AWS Compute Blog

Cluster Management with Amazon ECS

In previous blog posts, we have talked a lot about Amazon EC2 Container Service (Amazon ECS) as a way to run Docker containers in the cloud on AWS, but not as much has been said about the cluster management options exposed through the ECS API.

Today we want to talk a bit about what cluster management is, how ECS empowers it, and — for those familiar with other cluster management systems like Apache Mesos — an example of how existing workloads may take advantage of the ECS API. At the end of this post, you’ll find links to some example code we are open sourcing today; we think it will empower you and your business to create large scale distributed systems with ECS as your cluster management solution.

Cluster management is becoming an important task as developers and businesses increasingly develop and deploy distributed applications in the cloud. Cluster management systems schedule work and manage the state of each cluster resource. A common example of developers interacting with a cluster management system is when you run a MapReduce job via Apache Hadoop or Apache Spark. Both of these systems typically manage a coordinated cluster of machines working together to perform a large task. In the case of Hadoop or Spark, these tasks are most often data analysis jobs or machine learning.

Cluster management systems have two challenges. First, there is a lot of overhead from managing the state of the cluster. For example, software like Hadoop and Spark typically have a Leader, or a part of the software that runs in one place and is in charge of coordination. They’ll then have many, often hundreds or even thousands of Followers, or a part of the software that receives commands from the Leader, executes them, and reports state of their sub-task.

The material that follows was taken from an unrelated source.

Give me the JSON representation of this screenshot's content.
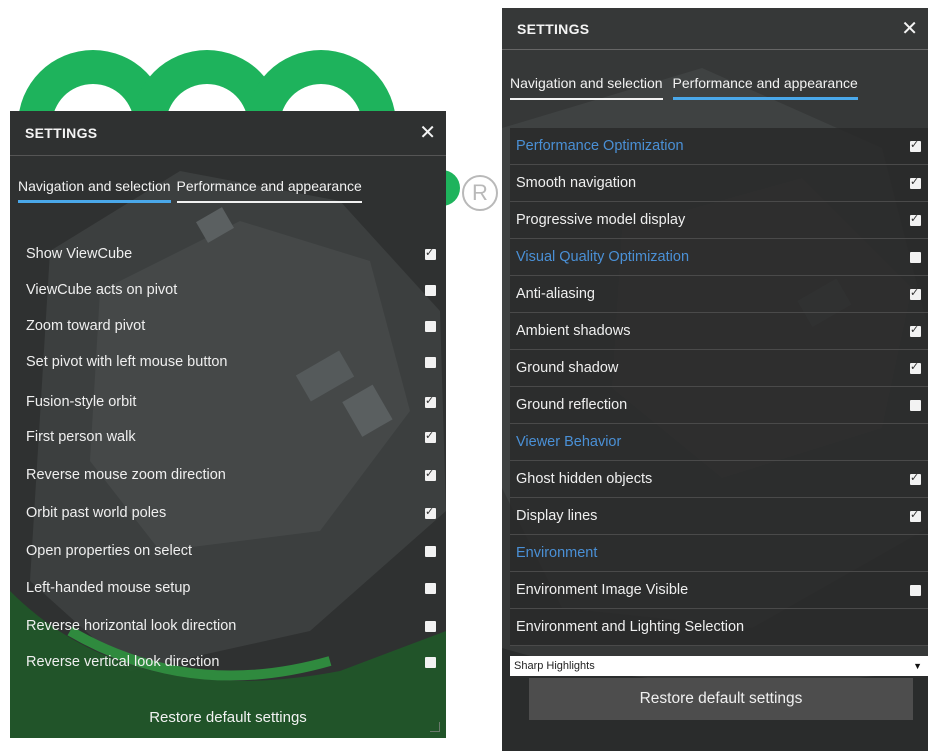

When machines fail, the Leader must detect these failures, replace machines, and restart the Followers that receive commands. This can be a significant portion of code written for applications which need access to a large pool of resources. The second challenge is that each of these applications typically assumes full ownership of the machine where their tasks are running. You will often end up with multiple clusters of machines, each dedicated fully to the management system in use. This can lead to inefficient distribution of resources, and jobs taking longer to run than if a shared pool of resources could be used.

ECS provides a simple solution to cluster state management: the management of followers (using the ECS Agent), dispatching of sub-tasks to the proper location, and state inspection of the cluster are all exposed through the API. Rather than Spark or Hadoop having to manage a set of machines directly, ECS manages your instances. If you need to find out if a sub-task is still running, or what instances are available, you can simply call the ECS List* and Describe* API actions. This allows distributed systems to cut down on the amount of code needed to go from idea to implementation. Much of the undifferentiated heavy lifting and housekeeping has been abstracted behind a set of APIs. The ability to run multiple tasks on a shared pool of resources can also lead to higher utilization and faster task completion than if compute resources are statically partitioned.

One of the core principles behind the design of ECS is the separation of the scheduling logic from the state management. This allows you to use the ECS schedulers, write your own schedulers, or integrate with third party schedulers. A common solution for use cases such as data analysis, batch jobs, and machine learning is the open-source cluster management system Apache Mesos, which “provides applications (e.g., Hadoop, Spark, Kafka, Elasticsearch) with APIs for resource management and scheduling across entire datacenter and cloud environments.”

As an initial proof of concept of how we could start integrating Apache Mesos with ECS, we built an Apache Mesos scheduler driver called ECSSchedulerDriver. This driver allows the Mesos cluster management “start task” commands to be sent directly to ECS. This demonstrates how we can quickly extend ECS based on customer feedback, in some cases, to co-exist and collaborate with existing open source tools such as Mesos and Marathon. You can also write your own schedulers for ECS if you have specific needs.

If this kind of integration is of interest, or you are interested in integration with other cluster management frameworks or schedulers, please give us feedback via the ECS forum.